I can’t thank the EAA and my fellow Emory grads enough for coming out to the show. Quite a meaningful and theatrical homecoming!

-- Lauren Gunderson 03C, playwright, Exit, Pursued By A Bear

Visit Lauren Gunderson's official website ...

Exit, Pursued By A Bear runs through March 27 at 7Stages in Little Five Points. Visit the Synchronicity Theatre's website for ticket information.

Friday, March 4, 2011

Second helpings


The Caucus of Emory Black Alumni (CEBA) New York celebrated Black History Month in February with two exciting--and fun--cultural events.

On February 19 Rae Wynn-Grant 06C, led an afternoon of art and jazz at the American Museum of Natural History. It was a lovely day at the museum featuring performances from the New Amsterdam Musical Association, along with the New Orleans-infused sounds of Edward Babb and McCollough Sons of Thunder.

Later, a panel discussion about jazz was led by Robert O’Meally, founder of the Center for Jazz Studies at Columbia University. All in all, it was a great time.

Our second event was a Soul Food Sunday potluck hosted by Erin Miles 05C in West Harlem. The fun-filled day included a delicious menu consisting of homemade fried chicken, jerk chicken, candied yams, mac ‘n cheese, sweet potato biscuits, broccoli and cornbread. (You can see some of the remains in the photo above.) Not to mention a special champagne punch and even a banana pudding for dessert!

After eating way more than we should have, we played a riveting game of black history trivia, with Barbara Bridges 06C declaring victory and taking home the Starbucks gift set. Who knew that Dr. Martin Luther King’s real name was Michael? (His parents renamed him shortly after he was born).

More CEBA-sponsored and co-sponsored events are coming up this spring and summer. Also, our Facebook page is up and running, so please add us as a friend to get up to the minute details about what’s going on with CEBA NY!

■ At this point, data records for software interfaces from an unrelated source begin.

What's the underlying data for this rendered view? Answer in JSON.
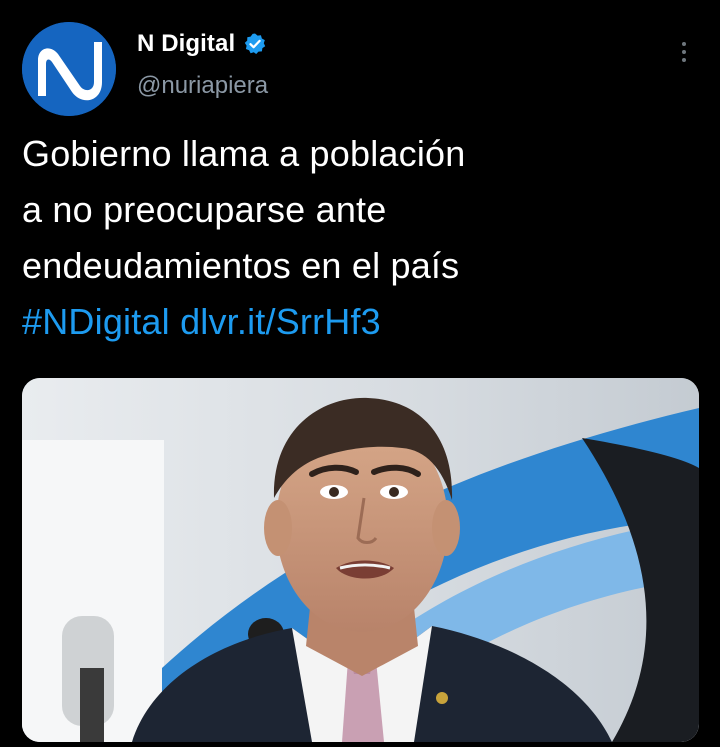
{
  "author": {
    "display_name": "N Digital",
    "handle": "@nuriapiera",
    "avatar_icon": "n-digital-logo-icon",
    "verified_icon": "verified-badge-icon",
    "avatar_color": "#1565c0",
    "verified_color": "#1d9bf0"
  },
  "more_icon": "more-options-icon",
  "tweet": {
    "lines": [
      "Gobierno llama a población",
      "a no preocuparse ante",
      "endeudamientos en el país"
    ],
    "hashtag": "#NDigital",
    "link": "dlvr.it/SrrHf3",
    "link_color": "#1d9bf0"
  },
  "media": {
    "description_icon": "news-photo-speaker-at-microphone"
  }
}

If you’d like to be added to our special listserv, please email me at medwards915@yahoo.com.

-- Montshona Edwards 07C, chair, CEBA NY

Tuesday, March 1, 2011

The EAA Bucket List: 175 things to do before graduation


With graduation just around the corner, I know what many members of the Class of 2011 are thinking—at least I know what I was thinking when I graduated from the Emory College of Arts and Sciences last year—"If only I had time to …"

When I entered Oxford College in 2006, four years seemed a lifetime away; there was so much I had on my list of things to do. For instance, for as long as I’ve lived in Atlanta, last year was the first time I attended an Atlanta Hawks game.

But often, in between studying for major exams, writing 12-page papers, and fulfilling extracurricular responsibilities, I just wanted to catch some zzz’s. In the end, it’s clear that four years isn’t nearly enough time to take in all that Emory and the greater-Atlanta area offer.

Therefore, in celebration of our 175th anniversary, the Emory Alumni Association (EAA) would like you to compile a list of 175 things for seniors to do before graduation.

Take a moment and think about the things you wanted to cross off your bucket list before graduation. I’ll go first.

No.1: Plan a picnic at Lullwater on a beautiful spring afternoon and learn about the monkeys who used to occupy the space.

Archive your ideas on the official EAA Facebook page.

-- Tania Dowdy 08Ox 10C, online services specialist, EAA